Indonesia's Mount Sinabung volcano sent a cloud of hot ash as high as 5 km (3.1 miles) on Tuesday, in its first big eruption since August last year, the country's volcanology center said.
Mount Sinabung's activity has increased since last year and the alert for the volcano in North Sumatra province has been placed at the second-highest level.
No casualties were reported, but an official had earlier urged people to stay at least 3 km from the crater, Indonesia's Volcanology and Geological Hazard Mitigation Centre said.
Videos on social media showed little panic among residents over the eruption, which sent a column of white ash into the blue sky.
Wirda Br Sitepu, a 20-year-old resident, told Reuters that the situation had calmed and said "the mountain is not erupting, and the ash has decreased."
Indonesia straddles the so-called "Pacific Ring of Fire," a highly seismically active zone, where different plates on the earth's crust meet and create a large number of earthquakes and volcanoes.
Indonesia has nearly 130 active volcanoes, more than any other country.
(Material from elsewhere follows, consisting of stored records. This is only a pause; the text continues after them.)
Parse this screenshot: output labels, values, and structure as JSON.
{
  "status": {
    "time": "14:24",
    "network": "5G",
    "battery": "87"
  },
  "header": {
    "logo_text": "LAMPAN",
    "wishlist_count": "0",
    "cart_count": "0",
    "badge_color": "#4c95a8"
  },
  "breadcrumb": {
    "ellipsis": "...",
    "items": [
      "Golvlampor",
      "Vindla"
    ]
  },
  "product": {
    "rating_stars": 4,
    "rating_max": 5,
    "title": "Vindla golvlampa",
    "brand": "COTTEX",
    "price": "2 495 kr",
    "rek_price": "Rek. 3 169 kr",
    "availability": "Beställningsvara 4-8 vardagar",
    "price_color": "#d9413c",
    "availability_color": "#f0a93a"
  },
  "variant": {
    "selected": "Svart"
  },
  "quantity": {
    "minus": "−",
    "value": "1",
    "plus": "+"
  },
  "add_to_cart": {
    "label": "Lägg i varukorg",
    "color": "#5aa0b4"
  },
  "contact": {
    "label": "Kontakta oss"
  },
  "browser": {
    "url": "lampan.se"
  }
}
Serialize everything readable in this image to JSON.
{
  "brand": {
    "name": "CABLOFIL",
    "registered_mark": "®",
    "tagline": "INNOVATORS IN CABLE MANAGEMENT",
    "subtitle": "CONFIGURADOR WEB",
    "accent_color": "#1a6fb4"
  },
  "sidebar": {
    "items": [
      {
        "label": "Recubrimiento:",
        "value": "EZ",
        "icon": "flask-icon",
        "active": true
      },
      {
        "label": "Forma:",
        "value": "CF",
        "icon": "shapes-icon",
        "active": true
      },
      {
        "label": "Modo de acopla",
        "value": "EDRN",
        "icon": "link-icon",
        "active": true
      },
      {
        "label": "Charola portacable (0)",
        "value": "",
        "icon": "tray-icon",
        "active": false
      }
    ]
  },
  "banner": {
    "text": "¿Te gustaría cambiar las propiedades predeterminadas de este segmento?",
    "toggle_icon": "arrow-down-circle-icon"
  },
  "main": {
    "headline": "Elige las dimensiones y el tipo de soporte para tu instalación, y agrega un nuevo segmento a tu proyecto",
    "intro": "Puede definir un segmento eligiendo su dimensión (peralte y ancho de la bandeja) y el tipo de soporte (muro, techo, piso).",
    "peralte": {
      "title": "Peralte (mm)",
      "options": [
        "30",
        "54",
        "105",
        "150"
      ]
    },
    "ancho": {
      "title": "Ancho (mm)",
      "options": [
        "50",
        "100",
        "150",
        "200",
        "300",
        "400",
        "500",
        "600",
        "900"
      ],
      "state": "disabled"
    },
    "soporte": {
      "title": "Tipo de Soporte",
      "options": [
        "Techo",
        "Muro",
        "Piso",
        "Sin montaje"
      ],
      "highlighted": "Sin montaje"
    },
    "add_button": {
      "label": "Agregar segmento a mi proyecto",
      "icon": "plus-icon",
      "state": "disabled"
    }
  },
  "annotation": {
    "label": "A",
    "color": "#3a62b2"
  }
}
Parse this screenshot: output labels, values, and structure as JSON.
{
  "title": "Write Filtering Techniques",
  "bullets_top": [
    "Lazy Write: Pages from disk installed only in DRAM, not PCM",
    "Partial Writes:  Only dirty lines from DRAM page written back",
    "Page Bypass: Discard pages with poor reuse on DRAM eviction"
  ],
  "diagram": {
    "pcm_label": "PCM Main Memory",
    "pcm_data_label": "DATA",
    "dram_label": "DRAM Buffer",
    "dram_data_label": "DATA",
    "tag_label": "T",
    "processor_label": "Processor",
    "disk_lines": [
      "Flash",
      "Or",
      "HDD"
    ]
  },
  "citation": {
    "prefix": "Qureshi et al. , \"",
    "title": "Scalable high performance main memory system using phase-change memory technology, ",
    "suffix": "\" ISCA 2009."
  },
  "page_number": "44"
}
Sinabung had been inactive for centuries before it erupted again in 2010.